Although there was one previous experience of electing a President from the Parliament of this country, this time there is something special.

Photo Credit: Wikipedia

Earlier in 1993, former President R. Due to the death of Mr Premadasa, the then Acting President Mr DB Wijetunga was elected for the remainder of the term of President Premadasa unanimously, that is, without a poll.

But this time, it has already been said that several candidates will come forward, so if that happens, a poll will have to be held.

Accordingly, it will be a new experience in the parliamentary history of this country.

If the presidency becomes vacant before the end of the term of office, the procedure for electing a new president by Parliament is provided in the Constitution and the Election of the People’s Republic (Special Provisions) Act No. 2 of 1981. Thus, all the activities mentioned here have been mentioned step by step in that act.

What happens on the 19th?

⮚ The Secretary-General must set a date and time for receiving nominations from the Parliament not earlier than 48 hours (two days) and not later than seven days from the announcement that the presidency is vacant.
⮚ Because of this, the Secretary-General informed the Assembly last Saturday the 16th that the Parliament should meet on the 19th Tuesday morning at 10.00 and accept the nominations.
⮚ Thus, the 19th is set aside only for accepting nominations for the presidency.
⮚ The General Secretary of the Parliament acts as the officer in charge of the nomination process.
If elected as President, written consent to hold the position is required in advance…

⮚ Every Member of Parliament who intends to nominate a Member of Parliament to be elected for the vacant office of President must first obtain written consent that the Member he wishes to propose should be elected.
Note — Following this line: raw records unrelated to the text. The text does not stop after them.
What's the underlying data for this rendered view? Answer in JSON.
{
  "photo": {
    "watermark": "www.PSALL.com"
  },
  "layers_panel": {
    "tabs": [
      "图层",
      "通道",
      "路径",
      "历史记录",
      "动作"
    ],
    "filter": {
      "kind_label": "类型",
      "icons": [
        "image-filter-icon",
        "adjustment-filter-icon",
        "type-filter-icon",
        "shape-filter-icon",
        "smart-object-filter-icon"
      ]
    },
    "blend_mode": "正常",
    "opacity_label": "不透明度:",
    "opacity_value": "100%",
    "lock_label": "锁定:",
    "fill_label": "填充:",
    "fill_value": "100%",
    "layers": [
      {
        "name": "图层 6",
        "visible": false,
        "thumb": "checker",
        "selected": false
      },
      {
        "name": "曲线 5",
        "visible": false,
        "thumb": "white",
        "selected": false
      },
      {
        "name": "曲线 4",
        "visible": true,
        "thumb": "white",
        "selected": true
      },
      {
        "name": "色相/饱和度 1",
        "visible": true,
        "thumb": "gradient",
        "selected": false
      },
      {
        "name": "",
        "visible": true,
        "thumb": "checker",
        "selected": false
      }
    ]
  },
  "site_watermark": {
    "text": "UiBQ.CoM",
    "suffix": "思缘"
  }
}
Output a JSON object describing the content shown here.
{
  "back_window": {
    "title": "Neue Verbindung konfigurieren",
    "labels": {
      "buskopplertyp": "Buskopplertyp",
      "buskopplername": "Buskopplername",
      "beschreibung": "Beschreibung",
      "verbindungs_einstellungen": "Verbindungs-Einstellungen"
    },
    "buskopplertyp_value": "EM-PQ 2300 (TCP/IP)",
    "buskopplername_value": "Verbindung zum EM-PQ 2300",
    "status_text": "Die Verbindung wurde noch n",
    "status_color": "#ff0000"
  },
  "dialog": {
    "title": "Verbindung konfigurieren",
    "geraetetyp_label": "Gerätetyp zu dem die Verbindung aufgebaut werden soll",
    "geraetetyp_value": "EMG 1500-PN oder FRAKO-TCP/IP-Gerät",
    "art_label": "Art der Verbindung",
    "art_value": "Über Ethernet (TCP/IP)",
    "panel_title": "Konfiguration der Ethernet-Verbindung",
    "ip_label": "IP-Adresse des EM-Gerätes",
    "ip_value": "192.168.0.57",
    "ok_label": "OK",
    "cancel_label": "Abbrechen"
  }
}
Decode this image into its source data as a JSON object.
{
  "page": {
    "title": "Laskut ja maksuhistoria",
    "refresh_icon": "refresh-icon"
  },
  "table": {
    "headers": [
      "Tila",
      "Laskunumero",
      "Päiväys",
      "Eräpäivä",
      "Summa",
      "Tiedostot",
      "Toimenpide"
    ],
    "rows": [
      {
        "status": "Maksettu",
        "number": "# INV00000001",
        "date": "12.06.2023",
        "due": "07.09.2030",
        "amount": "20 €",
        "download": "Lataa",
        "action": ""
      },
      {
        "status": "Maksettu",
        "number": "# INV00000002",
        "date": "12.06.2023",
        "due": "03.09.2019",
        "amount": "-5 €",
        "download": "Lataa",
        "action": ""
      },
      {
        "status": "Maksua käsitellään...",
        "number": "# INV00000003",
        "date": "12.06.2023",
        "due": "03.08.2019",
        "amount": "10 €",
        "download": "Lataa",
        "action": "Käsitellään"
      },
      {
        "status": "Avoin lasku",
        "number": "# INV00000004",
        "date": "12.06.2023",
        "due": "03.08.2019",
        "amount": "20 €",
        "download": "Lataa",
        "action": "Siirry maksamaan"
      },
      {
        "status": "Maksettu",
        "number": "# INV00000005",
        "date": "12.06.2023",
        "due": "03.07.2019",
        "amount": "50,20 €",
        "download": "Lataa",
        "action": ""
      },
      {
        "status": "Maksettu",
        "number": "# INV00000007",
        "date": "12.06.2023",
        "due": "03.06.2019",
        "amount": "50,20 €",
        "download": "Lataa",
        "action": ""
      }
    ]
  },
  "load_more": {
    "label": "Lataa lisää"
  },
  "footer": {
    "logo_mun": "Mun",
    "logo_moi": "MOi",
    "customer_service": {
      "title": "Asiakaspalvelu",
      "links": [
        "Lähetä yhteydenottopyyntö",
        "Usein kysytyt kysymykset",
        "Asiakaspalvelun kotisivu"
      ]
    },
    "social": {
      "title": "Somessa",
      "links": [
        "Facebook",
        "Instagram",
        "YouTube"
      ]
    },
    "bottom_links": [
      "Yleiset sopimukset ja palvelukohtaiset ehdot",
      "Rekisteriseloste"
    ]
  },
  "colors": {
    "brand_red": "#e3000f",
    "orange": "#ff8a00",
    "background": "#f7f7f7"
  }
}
Therefore, a copy of it should be handed over to the Secretary-General on the 19th, when nominations will be accepted.
⮚ It is also essential to take care of the disqualifications specified in Article 92 of the Constitution when proposing the name of a member of Parliament for the vacant position of President.
⮚ Accordingly, on that day, a Member of Parliament should contact the Secretary-General and propose another Member of Parliament for the presidency. At the time of making such a proposal, it is essential that the member who is making the proposal be present in the chamber. After that, the proposal should be confirmed by another MP. There is no permission to argue about this.
Is only one member’s name is suggested..??
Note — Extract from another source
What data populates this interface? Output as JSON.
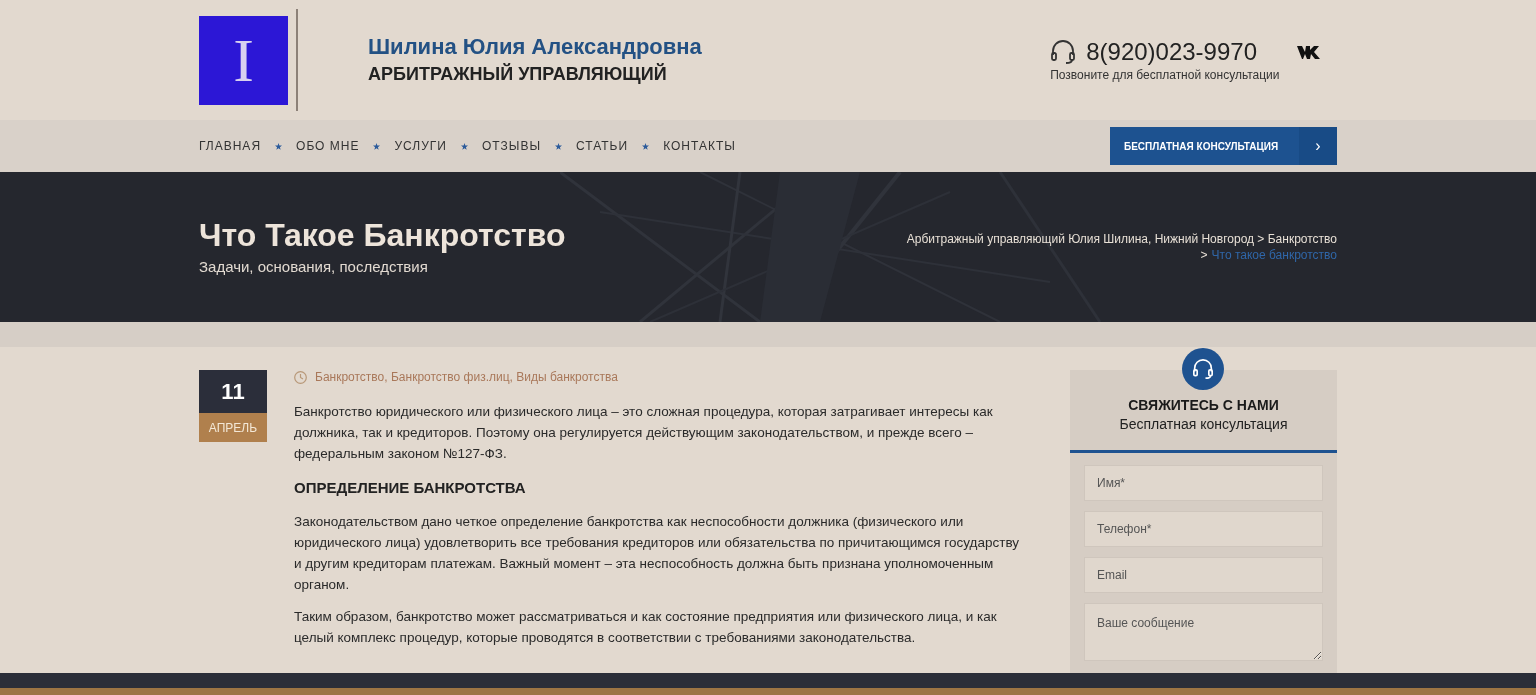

If only one member’s name is suggested and confirmed in some way, the Secretary-General will announce on the same day that the said member has been elected by the Parliament for the vacant post of President. Accordingly, this matter will be completed soon (in 1993, DB Wijetunga became the President in this manner).
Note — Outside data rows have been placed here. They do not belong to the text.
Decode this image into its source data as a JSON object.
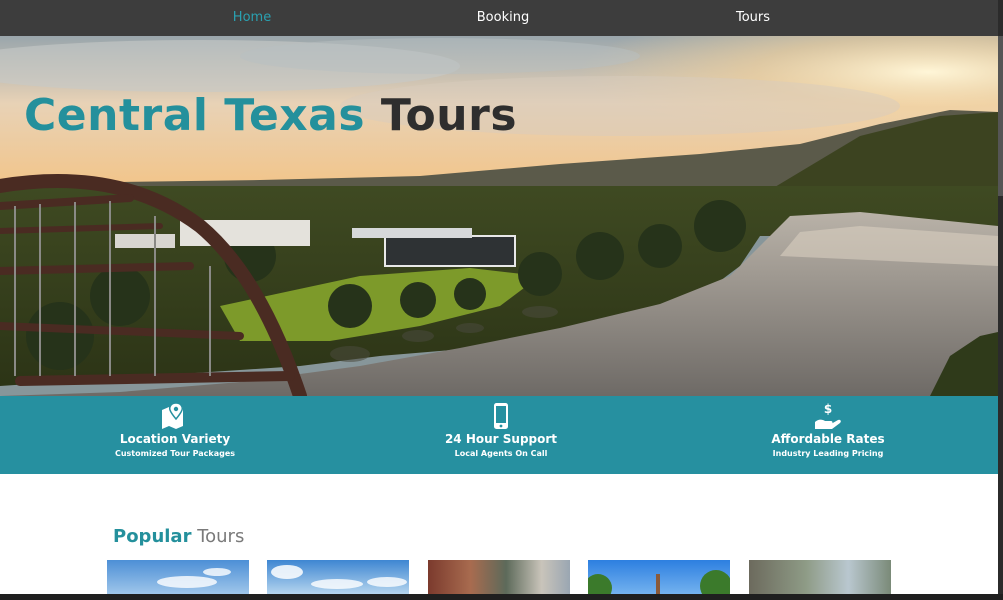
{
  "nav": {
    "items": [
      {
        "label": "Home",
        "active": true
      },
      {
        "label": "Booking",
        "active": false
      },
      {
        "label": "Tours",
        "active": false
      }
    ]
  },
  "hero": {
    "title_part1": "Central Texas",
    "title_part2": "Tours"
  },
  "features": [
    {
      "icon": "map-location-icon",
      "title": "Location Variety",
      "subtitle": "Customized Tour Packages"
    },
    {
      "icon": "mobile-phone-icon",
      "title": "24 Hour Support",
      "subtitle": "Local Agents On Call"
    },
    {
      "icon": "dollar-hand-icon",
      "title": "Affordable Rates",
      "subtitle": "Industry Leading Pricing"
    }
  ],
  "popular": {
    "heading_part1": "Popular",
    "heading_part2": "Tours"
  },
  "colors": {
    "nav_bg": "#3d3d3d",
    "accent": "#2690a0",
    "title_teal": "#24909c",
    "title_dark": "#2e2e2e"
  }
}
What’s happening on the 20th?

⮚ If the names of more than one MP are proposed and confirmed, the voting should be held on a day not later than two days after the time of acceptance of nominations.
⮚ Accordingly, if two or more names are proposed on the 19th, the 20th will be set aside to conduct the polls and elect the president.
⮚ Here too, the Secretary General of the Parliament acts as the election officer.
How will the voting be conducted?

⮚ Before voting begins, the Returning Officer shows the empty ballot box or empty ballot boxes to the MPs and seals them.
⮚ It is special that the Speaker also has the right to vote in this election.
⮚ Thus, when the voting starts, the name of each MP including the Speaker and the Secretary-General who acts as the Returning Officer will be called. Then the member should go to the returning officer’s desk and get a ballot paper. Then the member in charge of the polling officer will make a short signature with his initials on the back of the ballot paper.
⮚ Then the member who got the ballot paper should go to the chamber prepared in the middle of the chamber, mark the ballot paper and place the short signature of the Returning Officer visible in the box on the Returning Officer’s desk.
How to mark the ballot paper?

⮚ Each MP is entitled to only one vote and the vote must be marked with the number “1” in the box in front of the candidate’s name. There is also an option to mark preferences when there are multiple candidates. Accordingly, according to the number of candidates who have appeared, in the boxes in front of the names of other election candidates, 2, 3 etc. can be marked according to the order of preferences.
Candidate’s Name

Order of preference

a. (Candidate’s Name)

b. (Candidate’s Name)

c. (Candidate’s Name)

⮚ Here, if an error occurs in the marking of a ballot paper due to an oversight on the part of a member of parliament (the Act states that if a member has inadvertently spoiled a ballot paper…) it can be returned to the Returning Officer and if the Returning Officer is satisfied with this, another ballot paper must be given to him. . Also, the spoiled ballot paper should be cancelled immediately by the Returning Officer.
⮚ Voting for the name of a member who did not vote when the name was called should be terminated

Leave a Reply

Your email address will not be published.